The records below are to be set down word for word, with every picture left out.

[Interface dataset entries]

_ _ _ _ _ _ _

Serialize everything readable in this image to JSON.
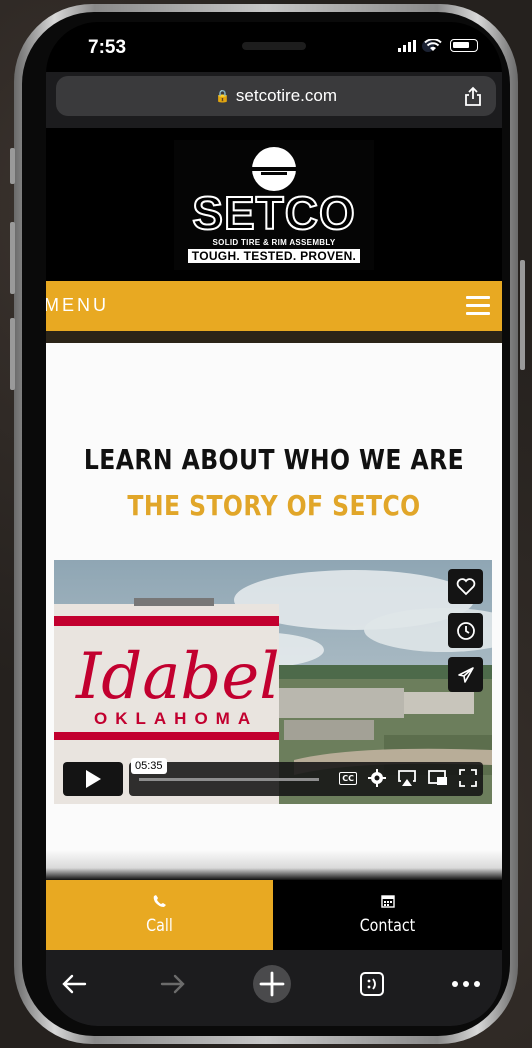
{
  "status": {
    "time": "7:53"
  },
  "browser": {
    "url": "setcotire.com"
  },
  "logo": {
    "name": "SETCO",
    "subtitle": "SOLID TIRE & RIM ASSEMBLY",
    "tagline": "TOUGH. TESTED. PROVEN."
  },
  "nav": {
    "menu_label": "MENU"
  },
  "section": {
    "heading": "LEARN ABOUT WHO WE ARE",
    "subheading": "THE STORY OF SETCO"
  },
  "video": {
    "tower_text_1": "Idabel",
    "tower_text_2": "OKLAHOMA",
    "timestamp": "05:35"
  },
  "footer": {
    "call_label": "Call",
    "contact_label": "Contact"
  },
  "colors": {
    "accent": "#e8a922",
    "heading": "#111111",
    "subheading": "#e1a629"
  }
}
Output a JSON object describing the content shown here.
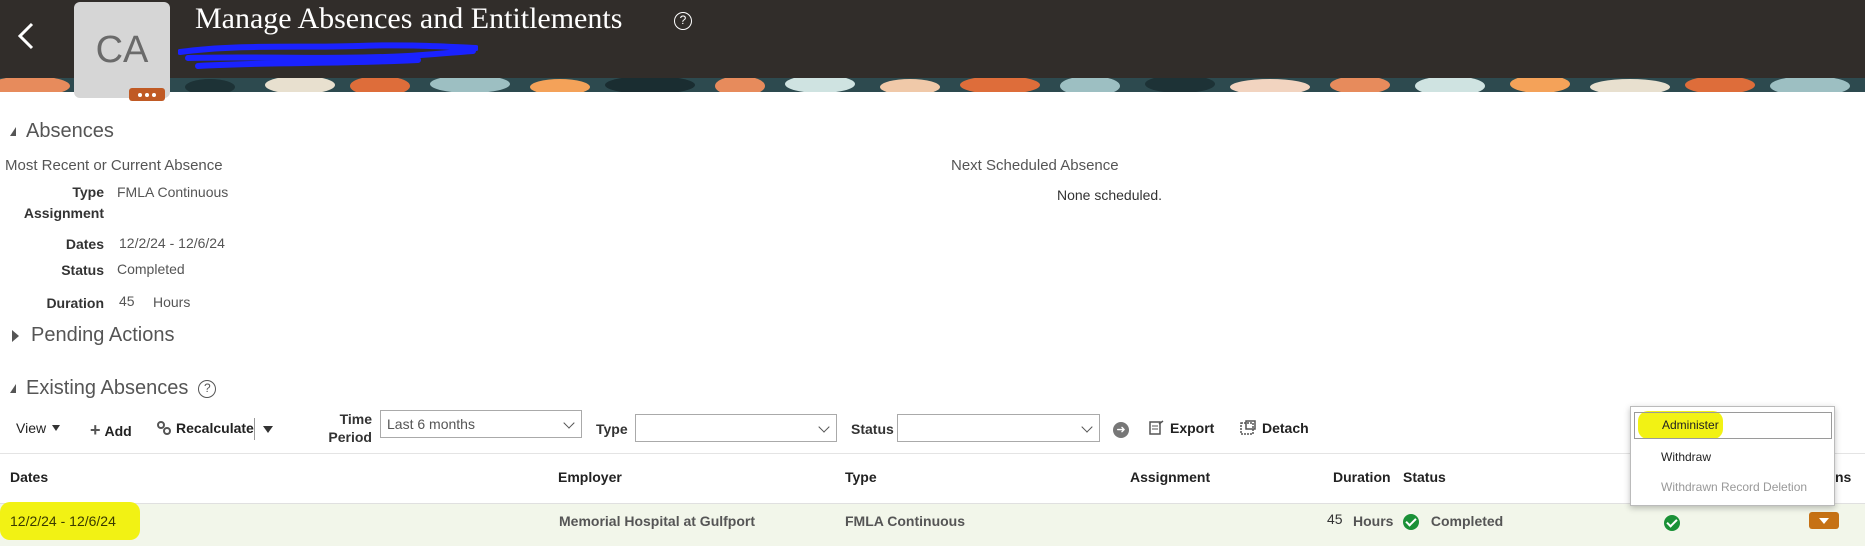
{
  "header": {
    "title": "Manage Absences and Entitlements",
    "avatar_initials": "CA",
    "brand_colors": {
      "header_bg": "#312d2a",
      "accent": "#c05a24"
    }
  },
  "absences": {
    "section_title": "Absences",
    "recent": {
      "heading": "Most Recent or Current Absence",
      "type_label": "Type",
      "type_value": "FMLA Continuous",
      "assignment_label": "Assignment",
      "dates_label": "Dates",
      "dates_start": "12/2/24",
      "dates_sep": "-",
      "dates_end": "12/6/24",
      "status_label": "Status",
      "status_value": "Completed",
      "duration_label": "Duration",
      "duration_value": "45",
      "duration_unit": "Hours"
    },
    "next": {
      "heading": "Next Scheduled Absence",
      "value": "None scheduled."
    }
  },
  "pending": {
    "section_title": "Pending Actions"
  },
  "existing": {
    "section_title": "Existing Absences",
    "toolbar": {
      "view": "View",
      "add": "Add",
      "recalculate": "Recalculate",
      "time_period_label_1": "Time",
      "time_period_label_2": "Period",
      "time_period_value": "Last 6 months",
      "type_label": "Type",
      "type_value": "",
      "status_label": "Status",
      "status_value": "",
      "export": "Export",
      "detach": "Detach"
    },
    "columns": {
      "dates": "Dates",
      "employer": "Employer",
      "type": "Type",
      "assignment": "Assignment",
      "duration": "Duration",
      "status": "Status",
      "actions_tail": "ns"
    },
    "rows": [
      {
        "dates": "12/2/24 - 12/6/24",
        "employer": "Memorial Hospital at Gulfport",
        "type": "FMLA Continuous",
        "assignment": "",
        "duration": "45",
        "duration_unit": "Hours",
        "status": "Completed"
      }
    ],
    "actions_menu": {
      "items": [
        "Administer",
        "Withdraw",
        "Withdrawn Record Deletion"
      ]
    }
  }
}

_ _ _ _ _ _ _

◆ Result for this exercise:
Serialize everything readable in this image to JSON.
{
  "status": {
    "time": "7:53"
  },
  "browser": {
    "url": "setcotire.com"
  },
  "logo": {
    "name": "SETCO",
    "subtitle": "SOLID TIRE & RIM ASSEMBLY",
    "tagline": "TOUGH. TESTED. PROVEN."
  },
  "nav": {
    "menu_label": "MENU"
  },
  "section": {
    "heading": "LEARN ABOUT WHO WE ARE",
    "subheading": "THE STORY OF SETCO"
  },
  "video": {
    "tower_text_1": "Idabel",
    "tower_text_2": "OKLAHOMA",
    "timestamp": "05:35"
  },
  "footer": {
    "call_label": "Call",
    "contact_label": "Contact"
  },
  "colors": {
    "accent": "#e8a922",
    "heading": "#111111",
    "subheading": "#e1a629"
  }
}
Output a JSON object describing the content shown here.
{
  "header": {
    "title": "Manage Absences and Entitlements",
    "avatar_initials": "CA",
    "brand_colors": {
      "header_bg": "#312d2a",
      "accent": "#c05a24"
    }
  },
  "absences": {
    "section_title": "Absences",
    "recent": {
      "heading": "Most Recent or Current Absence",
      "type_label": "Type",
      "type_value": "FMLA Continuous",
      "assignment_label": "Assignment",
      "dates_label": "Dates",
      "dates_start": "12/2/24",
      "dates_sep": "-",
      "dates_end": "12/6/24",
      "status_label": "Status",
      "status_value": "Completed",
      "duration_label": "Duration",
      "duration_value": "45",
      "duration_unit": "Hours"
    },
    "next": {
      "heading": "Next Scheduled Absence",
      "value": "None scheduled."
    }
  },
  "pending": {
    "section_title": "Pending Actions"
  },
  "existing": {
    "section_title": "Existing Absences",
    "toolbar": {
      "view": "View",
      "add": "Add",
      "recalculate": "Recalculate",
      "time_period_label_1": "Time",
      "time_period_label_2": "Period",
      "time_period_value": "Last 6 months",
      "type_label": "Type",
      "type_value": "",
      "status_label": "Status",
      "status_value": "",
      "export": "Export",
      "detach": "Detach"
    },
    "columns": {
      "dates": "Dates",
      "employer": "Employer",
      "type": "Type",
      "assignment": "Assignment",
      "duration": "Duration",
      "status": "Status",
      "actions_tail": "ns"
    },
    "rows": [
      {
        "dates": "12/2/24 - 12/6/24",
        "employer": "Memorial Hospital at Gulfport",
        "type": "FMLA Continuous",
        "assignment": "",
        "duration": "45",
        "duration_unit": "Hours",
        "status": "Completed"
      }
    ],
    "actions_menu": {
      "items": [
        "Administer",
        "Withdraw",
        "Withdrawn Record Deletion"
      ]
    }
  }
}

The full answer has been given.